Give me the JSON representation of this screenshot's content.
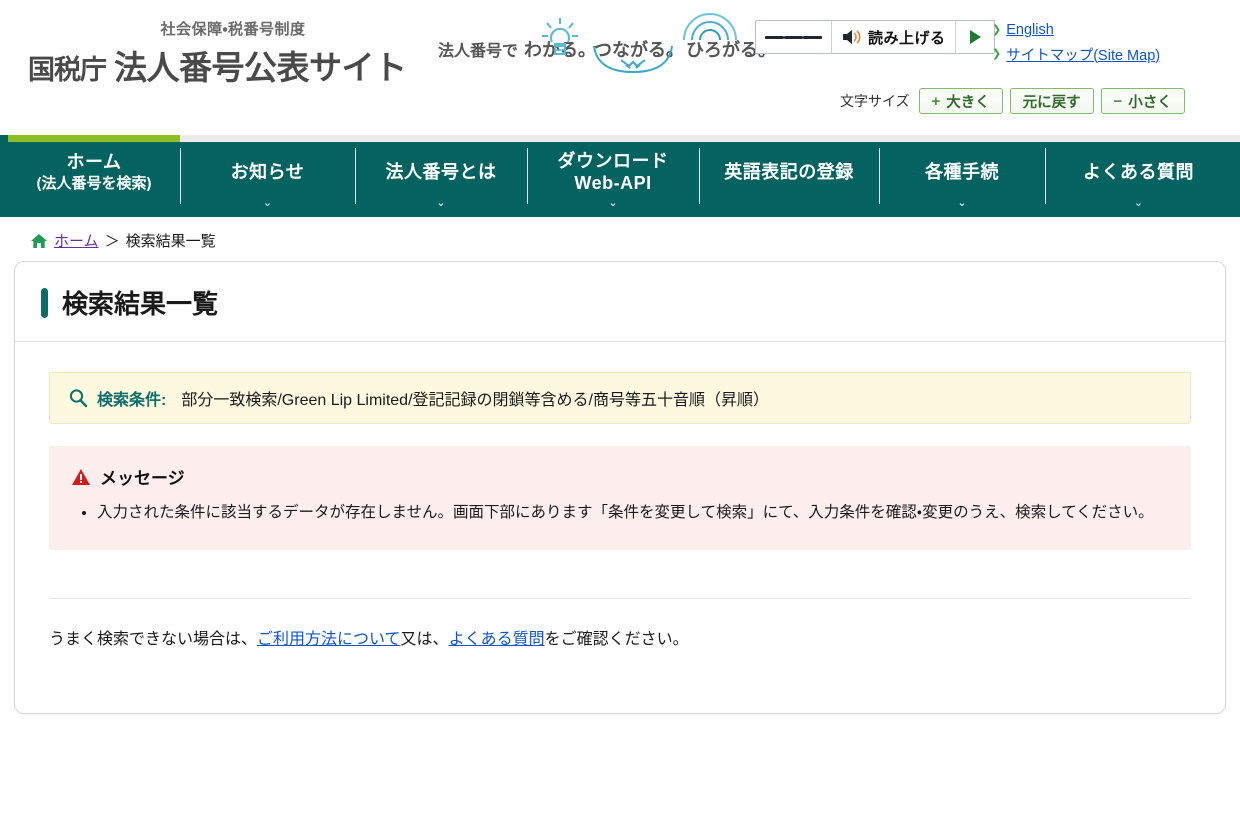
{
  "header": {
    "brand": {
      "tagline": "社会保障・税番号制度",
      "agency": "国税庁",
      "sitename": "法人番号公表サイト"
    },
    "slogan": {
      "label": "法人番号で",
      "part1": "わかる。",
      "part2": "つながる。",
      "part3": "ひろがる。",
      "icon1": "lightbulb-icon",
      "icon2": "handshake-icon",
      "icon3": "signal-waves-icon"
    },
    "speak": {
      "menu_icon": "hamburger-icon",
      "speaker_icon": "speaker-icon",
      "label": "読み上げる",
      "play_icon": "play-icon"
    },
    "toplinks": [
      {
        "label": "English",
        "bullet": "arrow-bullet-icon"
      },
      {
        "label": "サイトマップ(Site Map)",
        "bullet": "arrow-bullet-icon"
      }
    ],
    "fontsize": {
      "label": "文字サイズ",
      "larger": {
        "sign": "+",
        "label": "大きく"
      },
      "reset": {
        "sign": "",
        "label": "元に戻す"
      },
      "smaller": {
        "sign": "−",
        "label": "小さく"
      }
    }
  },
  "nav": {
    "items": [
      {
        "main": "ホーム",
        "sub": "(法人番号を検索)",
        "chevron": "",
        "active": true
      },
      {
        "main": "お知らせ",
        "sub": "",
        "chevron": "⌄",
        "active": false
      },
      {
        "main": "法人番号とは",
        "sub": "",
        "chevron": "⌄",
        "active": false
      },
      {
        "main": "ダウンロード",
        "sub": "Web-API",
        "chevron": "⌄",
        "active": false
      },
      {
        "main": "英語表記の登録",
        "sub": "",
        "chevron": "",
        "active": false
      },
      {
        "main": "各種手続",
        "sub": "",
        "chevron": "⌄",
        "active": false
      },
      {
        "main": "よくある質問",
        "sub": "",
        "chevron": "⌄",
        "active": false
      }
    ]
  },
  "breadcrumb": {
    "home_icon": "home-icon",
    "home_label": "ホーム",
    "separator": "＞",
    "current": "検索結果一覧"
  },
  "main": {
    "page_title": "検索結果一覧",
    "condition": {
      "icon": "search-icon",
      "label": "検索条件:",
      "value": "部分一致検索/Green Lip Limited/登記記録の閉鎖等含める/商号等五十音順（昇順）"
    },
    "message": {
      "icon": "warning-icon",
      "title": "メッセージ",
      "items": [
        "入力された条件に該当するデータが存在しません。画面下部にあります「条件を変更して検索」にて、入力条件を確認・変更のうえ、検索してください。"
      ]
    },
    "help": {
      "prefix": "うまく検索できない場合は、",
      "link1": "ご利用方法について",
      "middle": "又は、",
      "link2": "よくある質問",
      "suffix": "をご確認ください。"
    }
  },
  "colors": {
    "nav_teal": "#046260",
    "accent_green": "#8cbf26",
    "title_bar": "#0c6b66",
    "condition_bg": "#fcf9e0",
    "message_bg": "#fdeeee",
    "warning_red": "#d61a1a",
    "link_blue": "#1155cc",
    "visited_purple": "#6b2fa0"
  }
}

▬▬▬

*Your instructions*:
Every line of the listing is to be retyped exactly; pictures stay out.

*Response below*:
Give me the JSON representation of this screenshot's content.
{
  "header": {
    "brand": {
      "tagline": "社会保障・税番号制度",
      "agency": "国税庁",
      "sitename": "法人番号公表サイト"
    },
    "slogan": {
      "label": "法人番号で",
      "part1": "わかる。",
      "part2": "つながる。",
      "part3": "ひろがる。",
      "icon1": "lightbulb-icon",
      "icon2": "handshake-icon",
      "icon3": "signal-waves-icon"
    },
    "speak": {
      "menu_icon": "hamburger-icon",
      "speaker_icon": "speaker-icon",
      "label": "読み上げる",
      "play_icon": "play-icon"
    },
    "toplinks": [
      {
        "label": "English",
        "bullet": "arrow-bullet-icon"
      },
      {
        "label": "サイトマップ(Site Map)",
        "bullet": "arrow-bullet-icon"
      }
    ],
    "fontsize": {
      "label": "文字サイズ",
      "larger": {
        "sign": "+",
        "label": "大きく"
      },
      "reset": {
        "sign": "",
        "label": "元に戻す"
      },
      "smaller": {
        "sign": "−",
        "label": "小さく"
      }
    }
  },
  "nav": {
    "items": [
      {
        "main": "ホーム",
        "sub": "(法人番号を検索)",
        "chevron": "",
        "active": true
      },
      {
        "main": "お知らせ",
        "sub": "",
        "chevron": "⌄",
        "active": false
      },
      {
        "main": "法人番号とは",
        "sub": "",
        "chevron": "⌄",
        "active": false
      },
      {
        "main": "ダウンロード",
        "sub": "Web-API",
        "chevron": "⌄",
        "active": false
      },
      {
        "main": "英語表記の登録",
        "sub": "",
        "chevron": "",
        "active": false
      },
      {
        "main": "各種手続",
        "sub": "",
        "chevron": "⌄",
        "active": false
      },
      {
        "main": "よくある質問",
        "sub": "",
        "chevron": "⌄",
        "active": false
      }
    ]
  },
  "breadcrumb": {
    "home_icon": "home-icon",
    "home_label": "ホーム",
    "separator": "＞",
    "current": "検索結果一覧"
  },
  "main": {
    "page_title": "検索結果一覧",
    "condition": {
      "icon": "search-icon",
      "label": "検索条件:",
      "value": "部分一致検索/Green Lip Limited/登記記録の閉鎖等含める/商号等五十音順（昇順）"
    },
    "message": {
      "icon": "warning-icon",
      "title": "メッセージ",
      "items": [
        "入力された条件に該当するデータが存在しません。画面下部にあります「条件を変更して検索」にて、入力条件を確認・変更のうえ、検索してください。"
      ]
    },
    "help": {
      "prefix": "うまく検索できない場合は、",
      "link1": "ご利用方法について",
      "middle": "又は、",
      "link2": "よくある質問",
      "suffix": "をご確認ください。"
    }
  },
  "colors": {
    "nav_teal": "#046260",
    "accent_green": "#8cbf26",
    "title_bar": "#0c6b66",
    "condition_bg": "#fcf9e0",
    "message_bg": "#fdeeee",
    "warning_red": "#d61a1a",
    "link_blue": "#1155cc",
    "visited_purple": "#6b2fa0"
  }
}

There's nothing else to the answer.